Email sent on April 24, 2020
Dear Friends of Michigan Medicine,
As many of you heard earlier this week, the COVID-19 pandemic has had a dramatic impact on the finances of Michigan Medicine and the entire University of Michigan. I want you to know that we are addressing those challenges with a thoughtful plan that focuses on our core values and central missions.
In alignment with the broader U-M plan, we are moving forward with the following actions to reduce the impact of the pandemic this year and work toward a stronger, sustainable 2021. These challenges are also a reminder of why philanthropy is so vital to our mission, and we thank you for your support and partnership.
Non-essential expense reduction
Capital project review and reprioritizing
Executive compensation reduction
Additional actions to support expense reduction
My leadership team and I have worked diligently to ensure that the budget cuts will not affect our ability to provide the best care for patients in Michigan and beyond, to make significant research breakthroughs, and to educate the next generation of researchers and providers.
Flattening of the Curve, Research, and Philanthropy
I have some promising news to share as well: The curve of COVID-19 cases at Michigan Medicine continues to flatten, thanks to the hard work of providers and the social-distancing efforts of the general public.
Thank you, our closest friends and partners, for your continued support through donations of food and PPE, as well as your generous donations to the COVID-19 Philanthropic Fund. In addition, donors can designate if they want their contribution to go to COVID-19 research. Our researchers are trying to find the underlying cause of COVID-19, learn how it can be treated, and understand how we might be able to prepare for a pandemic in the future. Just one example is our Center for Drug Repurposing, which is screening thousands of FDA-approved drugs to see what combination of medications might fight COVID-19. They are on the leading edge of this research nationally. Read more about COVID-19 research at Michigan Medicine and throughout the university.
“Chance favors the prepared mind,” as the old saying goes. As such, we will continue to persevere in our fight against this pandemic and its long-term effects.

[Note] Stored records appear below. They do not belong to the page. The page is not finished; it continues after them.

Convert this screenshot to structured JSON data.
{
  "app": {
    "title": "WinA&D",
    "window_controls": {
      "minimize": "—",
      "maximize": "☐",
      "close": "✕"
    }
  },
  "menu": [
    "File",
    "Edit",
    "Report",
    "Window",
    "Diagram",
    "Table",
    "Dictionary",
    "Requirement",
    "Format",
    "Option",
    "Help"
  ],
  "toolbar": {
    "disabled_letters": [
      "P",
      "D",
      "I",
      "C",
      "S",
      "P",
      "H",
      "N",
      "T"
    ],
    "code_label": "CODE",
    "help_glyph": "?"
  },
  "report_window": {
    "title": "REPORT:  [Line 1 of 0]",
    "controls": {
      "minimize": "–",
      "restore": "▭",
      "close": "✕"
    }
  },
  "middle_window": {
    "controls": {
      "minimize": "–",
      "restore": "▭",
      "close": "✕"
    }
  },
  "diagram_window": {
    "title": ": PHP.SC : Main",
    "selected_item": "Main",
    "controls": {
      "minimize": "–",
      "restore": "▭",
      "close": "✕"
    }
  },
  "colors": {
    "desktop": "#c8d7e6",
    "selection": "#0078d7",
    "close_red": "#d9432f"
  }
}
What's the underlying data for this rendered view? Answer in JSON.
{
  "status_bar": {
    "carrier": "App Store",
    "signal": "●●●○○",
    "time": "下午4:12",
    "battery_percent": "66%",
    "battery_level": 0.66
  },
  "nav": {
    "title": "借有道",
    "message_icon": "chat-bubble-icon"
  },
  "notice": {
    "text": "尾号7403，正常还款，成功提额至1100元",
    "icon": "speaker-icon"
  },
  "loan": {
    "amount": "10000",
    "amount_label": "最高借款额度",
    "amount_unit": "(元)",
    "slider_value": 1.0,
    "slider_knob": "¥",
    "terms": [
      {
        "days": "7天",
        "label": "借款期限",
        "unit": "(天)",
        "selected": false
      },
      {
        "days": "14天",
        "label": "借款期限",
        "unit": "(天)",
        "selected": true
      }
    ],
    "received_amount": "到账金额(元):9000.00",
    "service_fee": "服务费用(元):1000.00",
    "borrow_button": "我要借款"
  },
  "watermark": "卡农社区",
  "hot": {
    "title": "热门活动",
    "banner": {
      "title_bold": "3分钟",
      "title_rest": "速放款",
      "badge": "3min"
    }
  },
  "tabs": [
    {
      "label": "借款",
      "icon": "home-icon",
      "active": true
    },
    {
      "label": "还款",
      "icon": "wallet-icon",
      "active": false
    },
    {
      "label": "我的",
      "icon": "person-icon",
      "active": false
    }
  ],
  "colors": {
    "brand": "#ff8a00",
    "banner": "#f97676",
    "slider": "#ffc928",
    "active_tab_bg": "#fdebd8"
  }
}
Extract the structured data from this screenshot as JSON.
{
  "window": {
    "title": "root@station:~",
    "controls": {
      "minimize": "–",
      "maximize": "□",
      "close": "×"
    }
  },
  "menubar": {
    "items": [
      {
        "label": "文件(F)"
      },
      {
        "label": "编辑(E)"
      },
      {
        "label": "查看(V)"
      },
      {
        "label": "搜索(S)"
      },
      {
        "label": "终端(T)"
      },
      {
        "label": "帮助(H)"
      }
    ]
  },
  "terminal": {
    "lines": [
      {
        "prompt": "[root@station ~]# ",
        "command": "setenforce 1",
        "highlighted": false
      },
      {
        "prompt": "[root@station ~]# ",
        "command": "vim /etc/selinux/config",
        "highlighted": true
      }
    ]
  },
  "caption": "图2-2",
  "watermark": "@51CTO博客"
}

I will also note that the saying comes from the legendary scientist Louis Pasteur, who had a great deal of success in fighting challenging diseases during his own time, and whose legacy reminds us that science can help us win the most daunting of battles.
With kind regards,
Marschall S. Runge, M.D., Ph.D.
Dean, University of Michigan Medical School
Executive Vice President for Medical Affairs, U‑M
CEO, Michigan Medicine